YOUR ASSIGNMENT:
State the number of lines in these records that include the word "with", and add nothing to it.

---------------

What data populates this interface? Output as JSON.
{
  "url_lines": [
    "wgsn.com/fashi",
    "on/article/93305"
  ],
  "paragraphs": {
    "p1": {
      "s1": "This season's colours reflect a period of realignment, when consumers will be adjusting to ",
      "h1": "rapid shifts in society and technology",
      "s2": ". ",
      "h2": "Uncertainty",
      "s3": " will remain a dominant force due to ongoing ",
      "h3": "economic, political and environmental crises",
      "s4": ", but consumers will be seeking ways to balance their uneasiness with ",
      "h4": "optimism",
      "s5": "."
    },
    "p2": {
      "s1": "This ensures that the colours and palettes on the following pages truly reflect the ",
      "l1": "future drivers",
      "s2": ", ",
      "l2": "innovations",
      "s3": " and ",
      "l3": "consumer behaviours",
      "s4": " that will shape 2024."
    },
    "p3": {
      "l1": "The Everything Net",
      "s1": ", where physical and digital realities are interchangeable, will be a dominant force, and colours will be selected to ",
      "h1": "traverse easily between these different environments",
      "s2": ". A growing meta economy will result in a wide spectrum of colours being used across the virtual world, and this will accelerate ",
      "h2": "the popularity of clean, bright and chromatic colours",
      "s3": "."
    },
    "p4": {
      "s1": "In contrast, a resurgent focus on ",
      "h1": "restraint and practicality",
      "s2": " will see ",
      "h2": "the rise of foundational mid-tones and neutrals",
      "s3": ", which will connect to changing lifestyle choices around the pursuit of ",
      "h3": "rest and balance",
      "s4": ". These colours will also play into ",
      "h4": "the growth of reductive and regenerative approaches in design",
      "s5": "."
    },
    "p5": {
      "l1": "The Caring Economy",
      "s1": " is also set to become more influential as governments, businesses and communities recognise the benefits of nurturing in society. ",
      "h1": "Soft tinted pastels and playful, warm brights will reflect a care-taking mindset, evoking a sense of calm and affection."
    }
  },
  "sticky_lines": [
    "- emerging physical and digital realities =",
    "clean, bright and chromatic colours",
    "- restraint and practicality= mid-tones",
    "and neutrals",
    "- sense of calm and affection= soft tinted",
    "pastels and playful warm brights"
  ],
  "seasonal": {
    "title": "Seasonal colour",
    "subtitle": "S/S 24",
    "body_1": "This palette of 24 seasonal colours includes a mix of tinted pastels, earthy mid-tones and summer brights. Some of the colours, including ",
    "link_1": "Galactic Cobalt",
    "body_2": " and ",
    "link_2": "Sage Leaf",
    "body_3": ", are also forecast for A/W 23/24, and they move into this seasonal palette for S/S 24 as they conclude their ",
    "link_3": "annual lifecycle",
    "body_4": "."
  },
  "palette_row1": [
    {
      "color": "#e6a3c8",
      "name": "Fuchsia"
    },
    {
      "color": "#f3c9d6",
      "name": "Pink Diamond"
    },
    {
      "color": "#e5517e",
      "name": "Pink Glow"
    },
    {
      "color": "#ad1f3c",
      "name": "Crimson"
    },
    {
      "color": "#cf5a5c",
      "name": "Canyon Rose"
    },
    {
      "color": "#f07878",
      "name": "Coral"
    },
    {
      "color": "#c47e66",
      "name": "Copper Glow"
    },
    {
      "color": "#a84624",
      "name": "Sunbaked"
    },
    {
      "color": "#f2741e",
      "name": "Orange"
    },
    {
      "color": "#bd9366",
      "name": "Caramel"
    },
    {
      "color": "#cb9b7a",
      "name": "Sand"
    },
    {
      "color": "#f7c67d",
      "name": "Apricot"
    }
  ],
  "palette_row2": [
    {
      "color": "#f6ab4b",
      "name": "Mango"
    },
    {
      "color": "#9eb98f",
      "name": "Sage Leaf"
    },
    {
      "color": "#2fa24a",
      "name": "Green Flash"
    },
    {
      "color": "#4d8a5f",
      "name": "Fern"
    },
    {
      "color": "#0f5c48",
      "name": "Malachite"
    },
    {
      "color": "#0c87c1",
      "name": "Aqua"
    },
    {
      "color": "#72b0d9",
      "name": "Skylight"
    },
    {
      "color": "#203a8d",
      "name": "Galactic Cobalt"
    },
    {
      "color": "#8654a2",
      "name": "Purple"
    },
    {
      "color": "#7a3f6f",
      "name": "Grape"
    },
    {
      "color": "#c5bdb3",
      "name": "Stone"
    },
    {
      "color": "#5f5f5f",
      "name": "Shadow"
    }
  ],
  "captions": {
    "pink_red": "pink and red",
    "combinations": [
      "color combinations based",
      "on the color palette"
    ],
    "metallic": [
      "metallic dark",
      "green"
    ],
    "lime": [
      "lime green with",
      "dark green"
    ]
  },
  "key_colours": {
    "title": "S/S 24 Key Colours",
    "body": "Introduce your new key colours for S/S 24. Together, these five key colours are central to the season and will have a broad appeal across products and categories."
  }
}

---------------

RESPONSE TO THIS EXERCISE:
2